Other trees in Pacific Beach may not qualify as iconic but could still be considered old friends. When I was growing up on Diamond Street across from Brown Military Academy in the 1950s we had a decent view to the southwest, including the bay, Point Loma and the ocean. Before that view was obscured by the glaring Newberry’s sign in 1961 and completely blotted out by the Plaza Apartments in 1970, one of the most prominent landmarks visible from our front window was a tall Norfolk Island Pine tree, perfectly symmetrical, growing a few blocks south.
We traced it to Hornblend Street, just west of Kendall Street, where it is still growing in front of the historic house which is now the Baldwin Academy. It must be about 90 years old; it was already tall in an aerial photo of Brown Military Academy taken in 1938. I seem to recall that it had a lighted star on top during the holiday season, although I can’t imagine how anyone could have placed it there.

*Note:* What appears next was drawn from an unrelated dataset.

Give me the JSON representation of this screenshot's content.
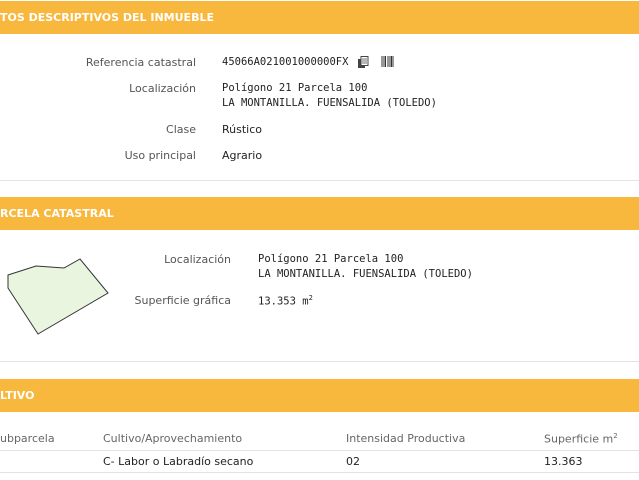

After last week’s fatal accident in Pacific Beach city crews went to Ocean Beach to cut down a pair of Torrey Pines that the city had deemed unstable and a threat to public safety. According to the Union-Tribune, a local resident stopped to see what was going on and became infuriated when he was told that two historic trees planted in the 1930s were going to have to come down. He placed himself in front of one of the trees, defending it from the city workers, presumably brandishing chainsaws, until they were able to convince him that the trees had been condemned. He then walked away, unable to watch the destruction. Other residents also joined in the complaints, saying that the trees were some of the most historic in that coastal community. The Torrey Pines were eventually cut down, but this incident again showed the fondness that a community can express for their historic trees.